● **Input**
----
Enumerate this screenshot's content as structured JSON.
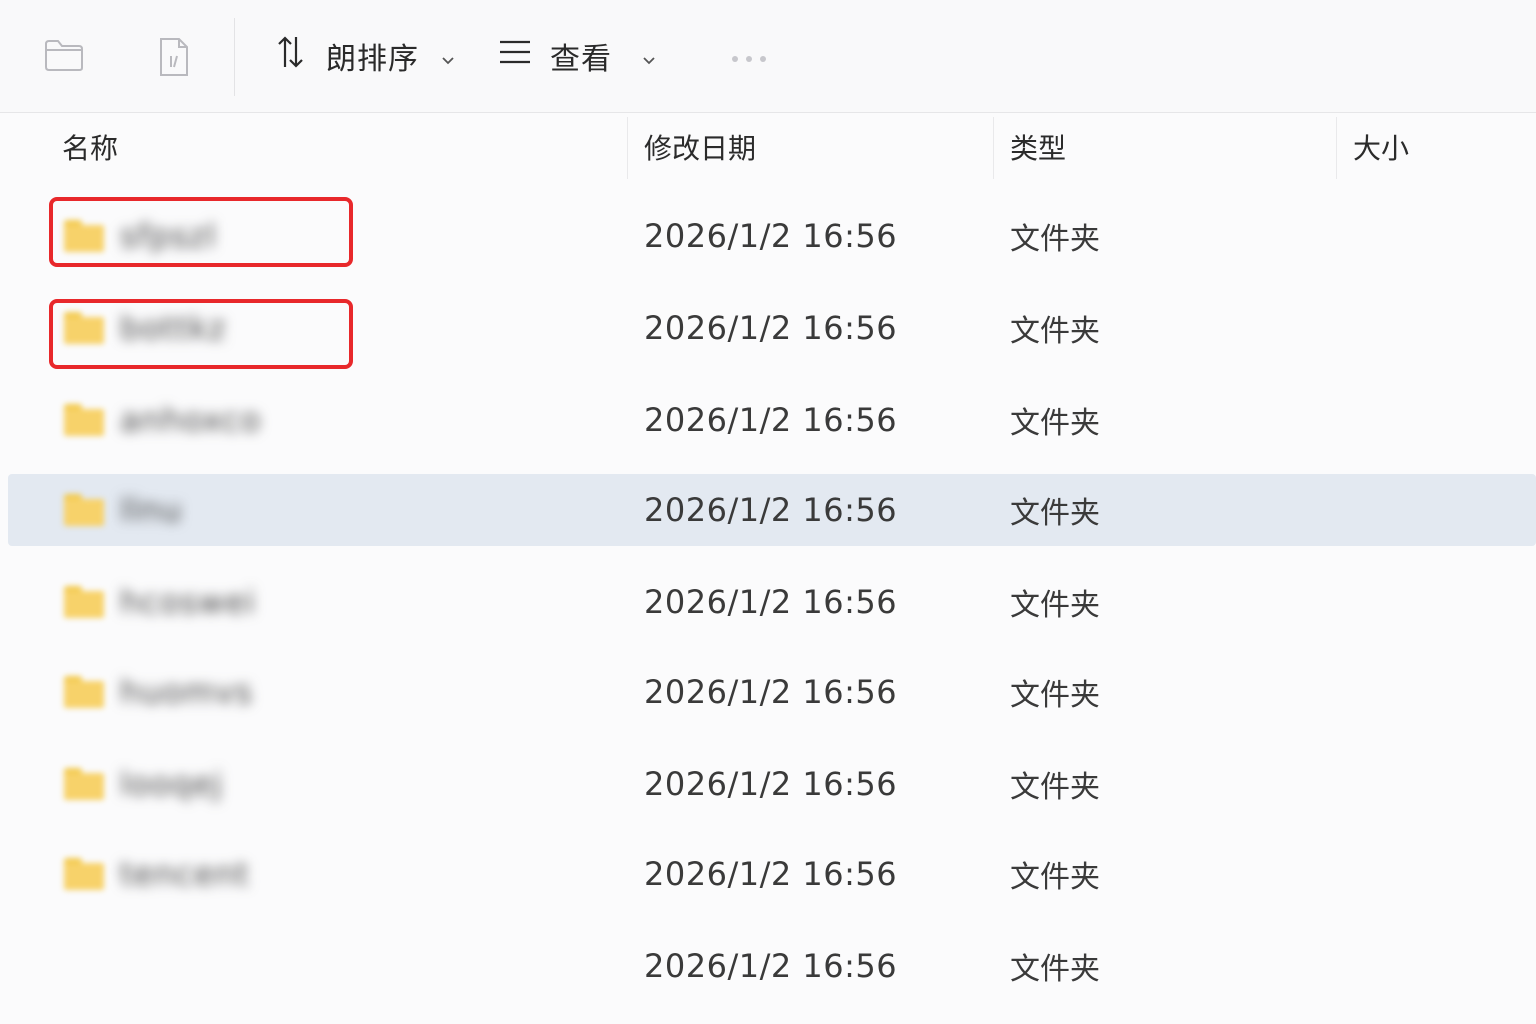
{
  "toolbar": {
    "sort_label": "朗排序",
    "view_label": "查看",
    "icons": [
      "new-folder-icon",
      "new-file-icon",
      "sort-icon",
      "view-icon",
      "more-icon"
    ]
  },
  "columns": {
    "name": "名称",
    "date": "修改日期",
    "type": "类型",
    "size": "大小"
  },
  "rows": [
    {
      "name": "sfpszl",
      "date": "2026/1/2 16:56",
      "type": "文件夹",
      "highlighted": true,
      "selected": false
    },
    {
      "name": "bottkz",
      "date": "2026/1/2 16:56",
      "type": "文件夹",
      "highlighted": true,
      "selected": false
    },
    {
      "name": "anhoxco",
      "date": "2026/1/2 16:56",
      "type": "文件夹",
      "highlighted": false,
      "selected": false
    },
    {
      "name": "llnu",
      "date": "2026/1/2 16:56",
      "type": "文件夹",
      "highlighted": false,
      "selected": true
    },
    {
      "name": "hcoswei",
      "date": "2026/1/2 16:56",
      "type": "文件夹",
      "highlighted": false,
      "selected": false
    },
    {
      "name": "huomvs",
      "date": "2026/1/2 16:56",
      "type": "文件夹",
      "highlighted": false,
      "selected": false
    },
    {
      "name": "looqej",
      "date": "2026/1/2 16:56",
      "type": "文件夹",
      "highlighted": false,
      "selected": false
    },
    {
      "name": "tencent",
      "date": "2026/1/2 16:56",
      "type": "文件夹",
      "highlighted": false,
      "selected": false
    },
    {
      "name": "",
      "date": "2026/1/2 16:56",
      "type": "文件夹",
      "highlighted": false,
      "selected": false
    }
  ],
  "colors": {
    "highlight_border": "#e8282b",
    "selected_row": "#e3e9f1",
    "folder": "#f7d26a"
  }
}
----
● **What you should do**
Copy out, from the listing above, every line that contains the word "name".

● **Solution to this exercise**
    "name": "名称",
      "name": "sfpszl",
      "name": "bottkz",
      "name": "anhoxco",
      "name": "llnu",
      "name": "hcoswei",
      "name": "huomvs",
      "name": "looqej",
      "name": "tencent",
      "name": "",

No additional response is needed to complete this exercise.